Note that you may need a video stabilizer or video clarifier to remove copy protection flags in the signal to be able to re-record some of the content stored on your DVR. Even using DVD-RAM or VR-mode formatted CPRM-compatible DVD-RW media only allows you to record programming marked copy-once or copy-freely. It won't let you record content with copy-no-more or copy-never copy protection. If the programming you recorded with the DVR originally had copy-once protection when it was broadcast, the recording stored on your DVR is the one copy you are allowed to make, and will have copy-no-more or copy-never protection applied when it is played back. Your DVD recorder will refuse to record it no matter what media you use.
Last edited by usually_quiet; 29th Jan 2015 at 07:30.
Usually_quiet is correct. And if even if you could record it, the Toshiba records standard definition only.- My sister Ann's brother
There are other things about the OP's Toshiba DVD recorder itself which concern me more. The Toshiba recorder the OP has was a 2005 model, given the date printed on the manual. If all the OP needs are DVD-R discs, it wouldn't be too hard to find good media sold online that should be compatible with most older recorders. However, the DVD drive may not be in good shape. Toshiba DVD recorders made at that time had great picture quality but their DVD drives were not renowned for their durability. It may be very picky about discs or fail to record DVDs on account of the age of the drive.
Doesn't look to me that the O.P. made that distinction:
Like you said, maybe his Toshiba's drive is having problem with certain discs or getting haywire in its old age. Maybe he didn't look over the manual to see which disc types the unit would accept. Maybe like many combo's the unit won't play nice with DVD+R. Lots of maybe's here.
Last edited by LMotlow; 29th Jan 2015 at 11:21.- My sister Ann's brother
However, the manual makes it clear that the OP's Toshiba DVD recorder only records to DVD-R, DVD-RW and DVD-RAM, and recommends that it should not even be used to play DVD+R or DVD+RW.
Last edited by usually_quiet; 29th Jan 2015 at 17:44. Reason: grammar
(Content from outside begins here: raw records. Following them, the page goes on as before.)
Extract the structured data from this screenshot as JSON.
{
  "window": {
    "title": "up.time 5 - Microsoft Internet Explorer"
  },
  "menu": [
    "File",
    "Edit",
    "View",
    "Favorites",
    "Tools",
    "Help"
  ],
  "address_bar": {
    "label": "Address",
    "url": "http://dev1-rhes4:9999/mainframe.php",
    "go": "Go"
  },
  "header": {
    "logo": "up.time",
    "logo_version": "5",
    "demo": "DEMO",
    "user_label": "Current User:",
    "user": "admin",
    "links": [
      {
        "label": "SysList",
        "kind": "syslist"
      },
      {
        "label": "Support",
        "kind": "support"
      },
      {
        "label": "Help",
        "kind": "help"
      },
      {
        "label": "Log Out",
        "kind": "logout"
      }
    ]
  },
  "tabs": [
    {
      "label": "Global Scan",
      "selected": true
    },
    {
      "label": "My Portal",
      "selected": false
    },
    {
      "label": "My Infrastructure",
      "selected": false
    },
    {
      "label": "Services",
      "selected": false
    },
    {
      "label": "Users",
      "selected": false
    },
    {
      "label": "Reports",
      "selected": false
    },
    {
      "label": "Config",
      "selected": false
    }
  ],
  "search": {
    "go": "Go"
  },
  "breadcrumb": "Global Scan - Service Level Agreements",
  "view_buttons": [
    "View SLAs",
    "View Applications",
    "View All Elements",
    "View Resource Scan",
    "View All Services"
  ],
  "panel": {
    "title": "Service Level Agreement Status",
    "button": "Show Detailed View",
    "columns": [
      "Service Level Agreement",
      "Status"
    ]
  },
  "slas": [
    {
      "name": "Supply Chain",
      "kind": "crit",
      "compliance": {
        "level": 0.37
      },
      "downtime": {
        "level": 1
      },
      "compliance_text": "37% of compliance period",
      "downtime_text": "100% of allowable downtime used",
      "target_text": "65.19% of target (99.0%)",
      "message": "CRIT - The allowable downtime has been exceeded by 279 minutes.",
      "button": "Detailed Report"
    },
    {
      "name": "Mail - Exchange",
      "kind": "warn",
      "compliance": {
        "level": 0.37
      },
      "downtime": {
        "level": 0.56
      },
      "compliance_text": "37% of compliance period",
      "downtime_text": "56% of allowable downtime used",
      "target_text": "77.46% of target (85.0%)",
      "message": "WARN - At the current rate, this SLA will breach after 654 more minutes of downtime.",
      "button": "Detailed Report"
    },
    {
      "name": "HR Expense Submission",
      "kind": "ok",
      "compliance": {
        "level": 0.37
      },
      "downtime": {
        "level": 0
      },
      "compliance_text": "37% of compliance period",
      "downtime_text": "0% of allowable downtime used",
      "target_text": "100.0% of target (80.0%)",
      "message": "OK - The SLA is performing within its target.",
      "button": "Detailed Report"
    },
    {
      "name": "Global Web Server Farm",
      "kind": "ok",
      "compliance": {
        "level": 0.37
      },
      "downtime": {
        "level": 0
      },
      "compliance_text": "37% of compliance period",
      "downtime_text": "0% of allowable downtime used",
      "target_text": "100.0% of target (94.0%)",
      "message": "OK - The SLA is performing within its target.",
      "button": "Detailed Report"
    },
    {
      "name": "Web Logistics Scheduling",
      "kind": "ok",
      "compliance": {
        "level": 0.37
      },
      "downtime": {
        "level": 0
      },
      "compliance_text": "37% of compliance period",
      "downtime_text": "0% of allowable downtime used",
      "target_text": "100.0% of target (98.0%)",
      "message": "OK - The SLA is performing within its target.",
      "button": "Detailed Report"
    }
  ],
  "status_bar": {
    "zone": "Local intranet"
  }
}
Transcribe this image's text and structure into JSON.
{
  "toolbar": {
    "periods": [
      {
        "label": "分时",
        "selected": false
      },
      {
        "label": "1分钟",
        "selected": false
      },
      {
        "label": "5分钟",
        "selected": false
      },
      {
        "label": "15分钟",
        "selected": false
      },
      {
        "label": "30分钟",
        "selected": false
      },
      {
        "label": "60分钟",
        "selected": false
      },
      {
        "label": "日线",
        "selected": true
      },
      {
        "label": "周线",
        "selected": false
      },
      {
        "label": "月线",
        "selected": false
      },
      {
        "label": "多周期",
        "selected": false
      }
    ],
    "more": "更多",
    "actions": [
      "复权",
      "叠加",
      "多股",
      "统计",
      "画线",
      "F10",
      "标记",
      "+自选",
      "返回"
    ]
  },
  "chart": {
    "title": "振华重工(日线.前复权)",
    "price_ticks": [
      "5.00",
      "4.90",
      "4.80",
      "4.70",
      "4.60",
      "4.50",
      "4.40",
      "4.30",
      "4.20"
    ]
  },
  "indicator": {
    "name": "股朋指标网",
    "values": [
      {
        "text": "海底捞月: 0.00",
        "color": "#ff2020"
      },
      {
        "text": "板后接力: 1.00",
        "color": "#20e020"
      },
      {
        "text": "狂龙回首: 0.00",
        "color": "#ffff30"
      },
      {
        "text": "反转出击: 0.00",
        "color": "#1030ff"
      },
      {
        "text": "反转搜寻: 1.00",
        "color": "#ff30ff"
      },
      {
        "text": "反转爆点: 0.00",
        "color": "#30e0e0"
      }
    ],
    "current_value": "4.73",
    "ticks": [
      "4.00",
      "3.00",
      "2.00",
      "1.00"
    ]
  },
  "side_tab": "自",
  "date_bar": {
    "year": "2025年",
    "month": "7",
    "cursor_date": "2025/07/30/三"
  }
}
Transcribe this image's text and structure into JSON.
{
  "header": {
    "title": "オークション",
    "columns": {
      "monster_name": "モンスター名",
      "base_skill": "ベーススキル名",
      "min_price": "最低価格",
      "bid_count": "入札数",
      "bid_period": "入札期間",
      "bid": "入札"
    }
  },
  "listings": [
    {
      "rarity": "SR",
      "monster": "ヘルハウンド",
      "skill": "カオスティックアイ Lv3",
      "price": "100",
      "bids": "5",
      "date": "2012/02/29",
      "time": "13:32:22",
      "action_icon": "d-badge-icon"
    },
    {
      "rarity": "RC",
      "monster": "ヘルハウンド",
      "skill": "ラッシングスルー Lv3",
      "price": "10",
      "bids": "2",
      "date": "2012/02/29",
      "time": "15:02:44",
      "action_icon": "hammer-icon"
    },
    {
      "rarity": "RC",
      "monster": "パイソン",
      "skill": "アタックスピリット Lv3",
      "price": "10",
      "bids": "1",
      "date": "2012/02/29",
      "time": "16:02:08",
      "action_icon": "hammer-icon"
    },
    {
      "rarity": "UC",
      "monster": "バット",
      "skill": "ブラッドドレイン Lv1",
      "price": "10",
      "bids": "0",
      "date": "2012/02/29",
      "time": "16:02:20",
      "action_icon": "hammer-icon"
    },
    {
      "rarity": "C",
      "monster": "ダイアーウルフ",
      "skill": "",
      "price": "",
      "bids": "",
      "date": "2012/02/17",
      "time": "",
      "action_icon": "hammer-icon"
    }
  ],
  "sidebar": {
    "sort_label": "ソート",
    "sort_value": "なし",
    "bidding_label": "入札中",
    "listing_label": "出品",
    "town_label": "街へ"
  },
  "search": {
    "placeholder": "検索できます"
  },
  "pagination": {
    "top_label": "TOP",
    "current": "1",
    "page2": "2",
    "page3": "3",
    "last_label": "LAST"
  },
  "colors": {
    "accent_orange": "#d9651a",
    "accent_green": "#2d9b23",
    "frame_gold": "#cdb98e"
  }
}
Thank y'all for all of the help. My DVR uses DVD-R. I picked up 10 of them this morning at Wal-Mart. They work great! I understand they are standard definition only. I have my old Blu-Ray player that I normally use to watch movies on. I just received my new 3-D Blu-Ray player today so I have been transferring the movies from my old Directv box to the DVD-R discs all day in another room.
Glad to hear things worked out well fmitchelltx.
But is anyone besides me absolutely floored by that?
A ten year old, disused, Toshiba D-VR4 (which had the pickiest, most dysfunctional burner in the world short of its contemporary Sony RDR-GX300) goes right back to work, happily burning a random 10-pak of who-knows-what generic 2015 media purchased at WalMart?
fmitchelltx, you have no idea how incredibly lucky you are this week. I suggest you buy a lottery ticket and exploit the streak.